Search data is also helpful when planning email campaigns. The same keywords that get people to click through from a search page may be equally effective in an email campaign, for example. Manu Mathew, president of Visual IQ, a marketing intelligence software provider, said one of his company's customers, a technology software provider, used search metrics to improve its overall email marketing campaign and boost the number of free trial conversions it was receiving via email. “The company was reusing the [successful] ad copy and nonbranded keyword in its email marketing program, seeing a 15% lift when reusing content,” he said. Mathew suggested using search metrics such as geographic location to target blasts that work with specific audiences. If you know a large percentage of people is coming in from the Northeast via a specific keyword or offer, he said, it's probably going to work equally as well with people in your prospect database that live in a similar location.
There are more sophisticated ways to integrate email metrics with other marketing metrics, said Jeanne S. Jennings, a consultant for Email Marketing Strategy. She suggested merging e-commerce data with email metrics to help segment lists and provide better targeting. “You need to be able to track revenue by list, and the key to that is [knowing] the number of sales, total revenue generated and the number of items per sale,” she said. “The idea is [marketers should] be able to track revenue that comes from the email channel and be able to track it from a specific campaign and specific emails in a campaign.”
This starts with lead scoring, Jennings said. Once marketers figure out how valuable a lead is based on its score, then they can start adding email metrics to that score—did the customer consent to a demo, did they download a white paper? Eventually, you can see which pieces of creative are driving good results and which aren't doing much to push the prospect along the sales funnel.
Social metrics are another data set that email marketers can mine for gold.

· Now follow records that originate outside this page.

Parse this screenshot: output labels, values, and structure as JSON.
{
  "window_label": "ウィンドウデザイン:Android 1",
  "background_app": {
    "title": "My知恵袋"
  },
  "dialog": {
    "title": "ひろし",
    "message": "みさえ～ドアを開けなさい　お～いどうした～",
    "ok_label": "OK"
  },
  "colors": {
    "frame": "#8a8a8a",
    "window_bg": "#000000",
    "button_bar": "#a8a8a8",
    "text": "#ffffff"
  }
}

Some marketers are using third-party social intelligence companies such as Fliptop Inc. and Connection Engine to marry their own email data with publicly available social profile data, said Ari Osur, general manager at ClearSaleing, an analytics and attribution company. “These companies pull in your email data and overlay it so you can see how many channels people are engaging with your company in.” Marketers can use that data to see which channels are most used. If the best customers are engaging with a company via Twitter, Facebook, email and LinkedIn, marketers may want to craft campaigns to get prospects and customers who provide less revenue onto those channels, Osur said.
Marketers can also use simple social metrics by, for example, creating a list of active influencers and sending them early news and offers ahead of time, said Return Path's Sather. And the most important goal for any social program, Jennings said, is to get those who friend, or retweet or join a group to sign up for email marketing programs as well.
In the end, marketers must start using all their analytics and tools if they want to keep up, said Forrester's O'Connell. “In a world where the consumer's behavior is so sophisticated ... marketers just need to get smarter and savvier about how they communicate,” she said. “No one makes purchasing decisions in channel silos, so marketers need to take a more multichannel approach to measurement; and attribution moves us closer to alignment.”